“You’ve got this perfect storm set up where you’ve got bears that are spending increasing amounts of time on land becoming nutritionally stressed, moving into areas of human settlements,” says Todd Atwood, a wildlife biologist at the US Geological Survey. This makes the bears more likely to come into conflict with humans.
Atwood was a member of a team that combed through nearly 150 years of records of bear attacks in Canada, Greenland, Russia, the US and Norway. They drew their data from government agencies, news reports and, in the older cases, from ships’ logs.
Between 1870 and 2014, they found 73 cases of polar bears attacking a group of people or an individual, with 63 people injured and 20 people dead. Bears were acting in a predatory manner in most attacks, and it was male bears that were more often involved.
Where details were available, the researchers assigned the attacking bear a score reflecting its body condition. It turned out that 61 per cent of these bears were in “below average” condition – a situation Atwood says is down to them not finding as much food because of dwindling time on sea ice, their habitual seal hunting ground.
Polar bear attacks averaged around eight or nine per decade, Atwood says, but from 2010 to 2014 alone there were 15. “That does lead you to hypothesise that around 2000 we might have hit a shift in the kind of conditions in the Arctic.”
Robert Rockwell at the American Museum of Natural History in New York says that the study is a step in the right direction. “It’s a good move because we are going to have increasing encounters with bears. Some of it is due to climate change – more bears are going to come on to shore,” he says.
While he agrees that bears in suboptimal condition are feistier, he disputes the idea that bears moving on to land will always be starving. Instead, he argues that they could in some cases be supplementing their diets by exploiting goose eggs, caribou and other foods.
Yet another issue could be at play. Rockwell says that with more tourists going on polar bear tours, the animals are becoming more used to humans. During his work on the western side of Hudson Bay, he has noticed that the bears have become harder to deter. “They’re becoming habituated to noise, they’re becoming habituated to people,” he says.
All things are relative in the world of bears, though. Atwood’s paper cites another study that found 63 cases of black bears causing deaths from 1900 to 2009 in North America alone. “It would appear that polar bear attacks are relatively rare when you compare them to brown bear and black bear attacks,” he says.
How to survive a polar bear attack

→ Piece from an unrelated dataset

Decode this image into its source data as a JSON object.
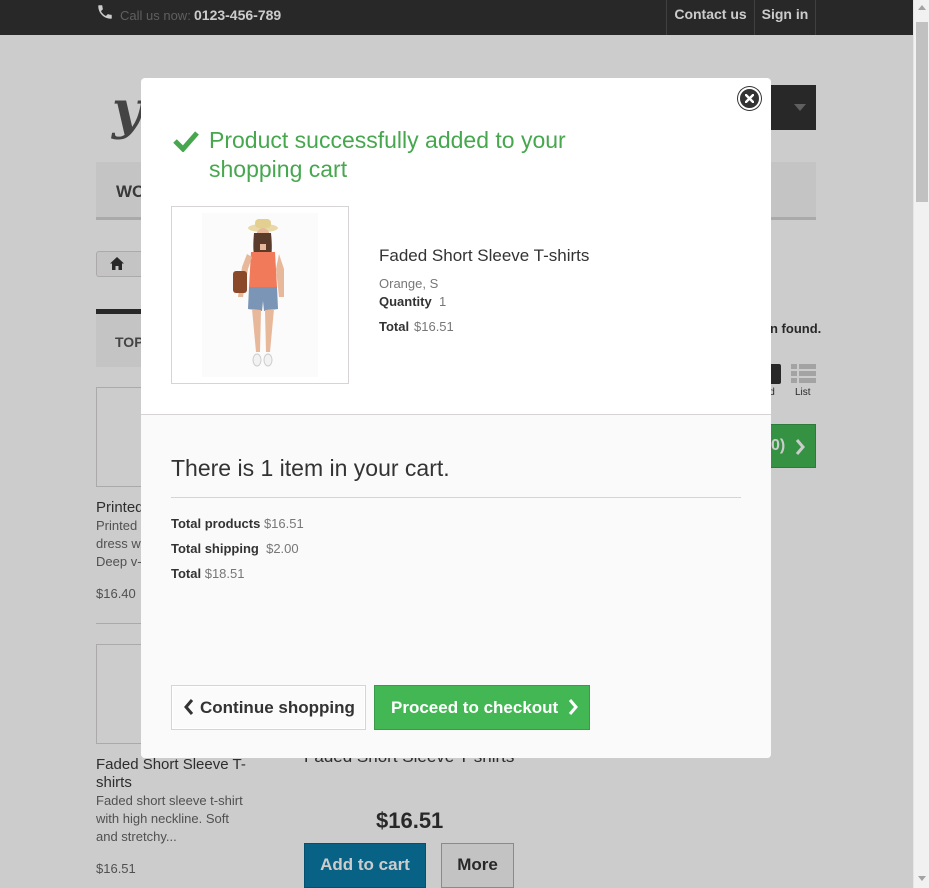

In examining historical records of polar bear attacks, Todd Atwood at the US Geological Survey and his colleagues have uncovered some clues as to how best to ward off a bear once it has attacked. Successful defences have included using a cellphone light, the arrival of a loyal dog, having someone fly a helicopter over it and even poking a bear in the eye. In nine cases, though, the bear left of its own accord.